Zootopia 3D

Out Now On-Demand

The directors of Wreck-It Ralph and Tangled team up for this Disney family animated comedy set in a world where humans never existed, leaving the Earth populated with walking, talking, texting animals of all different breeds.

Ginnifer Goodwin (Once Upon a Time) voices Judy Hopps, a bright and motivated bunny looking to make a difference by being the first rabbit police officer. Looking to prove her worth to the unconvinced chief of police, she takes on a missing person’s case. Unfortunately for her, she needs the help of a sly and uncooperative fox, voiced by Jason Bateman (Arrested Development). As the clues start to roll in, the pair gets a whiff of something sinister underlying Zootopia, but just when the case appears to be cracked, the city and all its citizens face an even greater threat…

Also features a track from pop singer Shakira, who voices a gazelle in the film named, erm, Gazelle.



Best Animated Film, Academy Awards 2017 and Golden Globes 2017

Directed by



Adventure, Animated, Comedy, Kids & Family, 3D


Rating: PG Mild themes and threat, some scenes may scare young children


Disney has lit a stick of rainbow dynamite, and it threatens to blow away Shane Black’s The Nice Guys for Best Buddy-Cop Film of 2016. Set in a world of talking animals, Zootopia not only uses this conceit (done to death in animation) to tell a deceptively clever crime tale, but to also to highlight the importance of diversity and the danger of discrimination.

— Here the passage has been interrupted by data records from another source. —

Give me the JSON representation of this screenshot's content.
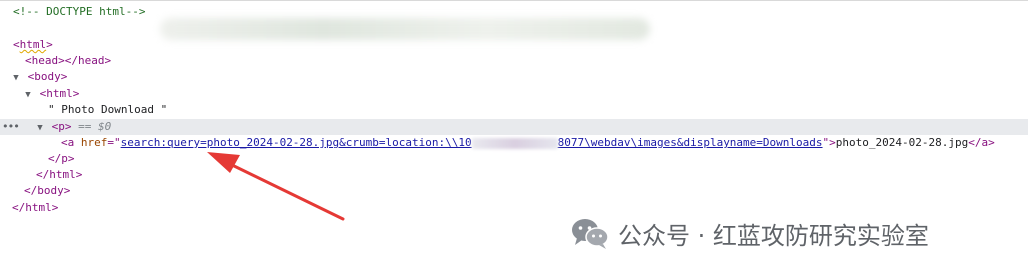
{
  "devtools": {
    "comment": "<!-- DOCTYPE html-->",
    "html_open": "html",
    "head_open": "head",
    "head_close": "/head",
    "body_open": "body",
    "inner_html_open": "html",
    "text_node": "\" Photo Download \"",
    "p_open": "p",
    "selected_marker": "== $0",
    "a_open": "a",
    "href_attr_name": "href",
    "href_value_prefix": "search:query=photo_2024-02-28.jpg&crumb=location:\\\\10",
    "href_value_suffix": "8077\\webdav\\images&displayname=Downloads",
    "link_text": "photo_2024-02-28.jpg",
    "a_close": "/a",
    "p_close": "/p",
    "inner_html_close": "/html",
    "body_close": "/body",
    "html_close": "/html"
  },
  "watermark": {
    "text": "公众号 · 红蓝攻防研究实验室"
  },
  "colors": {
    "tag": "#881280",
    "attr_name": "#994500",
    "attr_value": "#1a1aa6",
    "comment": "#236e25",
    "arrow": "#e53935",
    "selected_row": "#e8eaed"
  },
  "icons": {
    "expand": "triangle-down-icon",
    "more": "ellipsis-icon",
    "logo": "wechat-icon"
  }
}
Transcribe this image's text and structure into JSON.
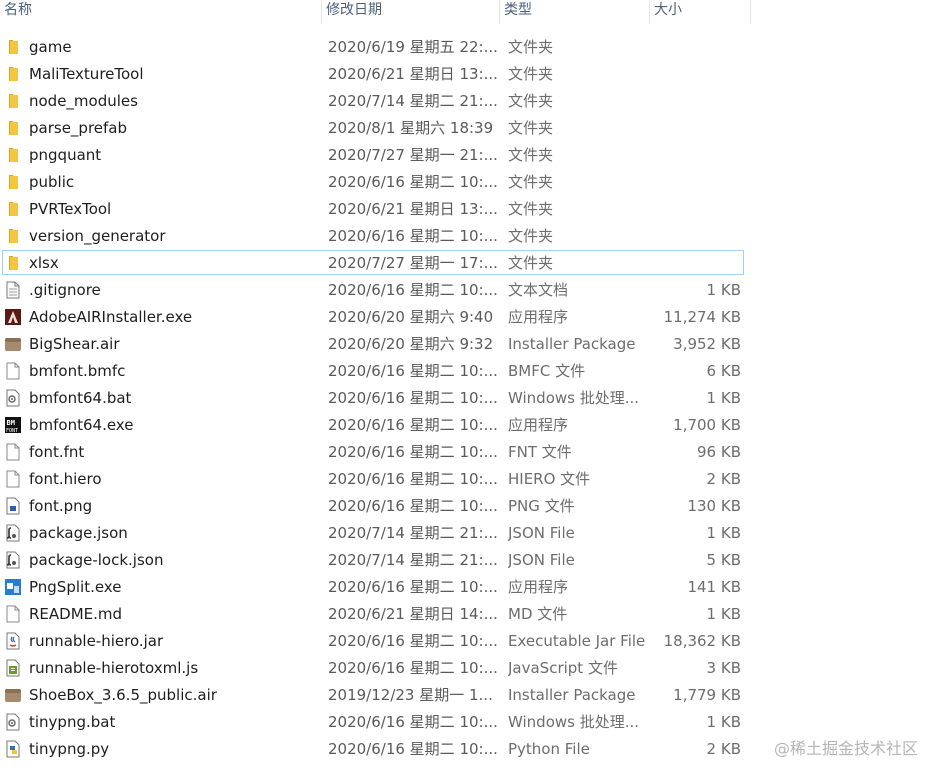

Those themes seem pretty heavy for a kids film, but the premise is simple enough: Judy Hopps (Ginnifer Goodwin, TV’s Once Upon a Time) is looking to make a difference as the first bunny police officer. When she’s given a shot at solving a missing person’s case, it forces her to partner with hustling fox Nick Wilde (Jason Bateman, Horrible Bosses).

Disney could have easily vacuumed up stacks of cash had the film just been about this comedic odd couple solving the case, hi-fiving each other, and wrapping it up with a sing-a-long musical number. But Zootopia isn’t looking to simply be “cute” – which, hilariously, is considered an offensive label in its world. When Hopps’ investigation threatens to label and segregate ‘predators’ and ‘prey’, that’s when the film shines a harsh light on some truths about the modern world.

But as weighty as the subject matter is, it never drags the film down from being a gloriously fun time. From the metropolis that caters to different animal environments to the sight of an elephant doing naturalist yoga, the animators and visual artists knock every frame out of the park. And while the film invites us to chuckle at the unique quirks of all its species (the sloths taking the comedy cake), it’s never mean-spirited. That’s because Zootopia slices through complex social issues with a simple message: our differences can be joyous.

Hollywood Reporter


Expertly combines keen wit with a gentle, and very timely, message of inclusivity and empowerment.

Rolling Stone (USA)


A tour through the byways of Zootopia is a bracing blend of color and richly detailed design.

Time Out London


Intelligent and fascinatingly detailed – it feels more like a movie by Disney-owned Pixar than a straight Disney film.

Guardian (UK)


It’s somewhat heavy material for a film aimed at children, but perhaps very necessary...

Variety (USA)


It is, in short, a city that only the Mouse House could imagine, and one that lends itself surprisingly well to a classic L.A.-style detective story...

Los Angeles Times


Bursting with a rich blend of timely themes, superb voice work, wonderful visuals and laugh-out-loud wit... quite simply a great time at the movies.

New York Times


Funny, smart, thought-provoking - and musical, too.

Empire (UK)


An engaging animation for all ages.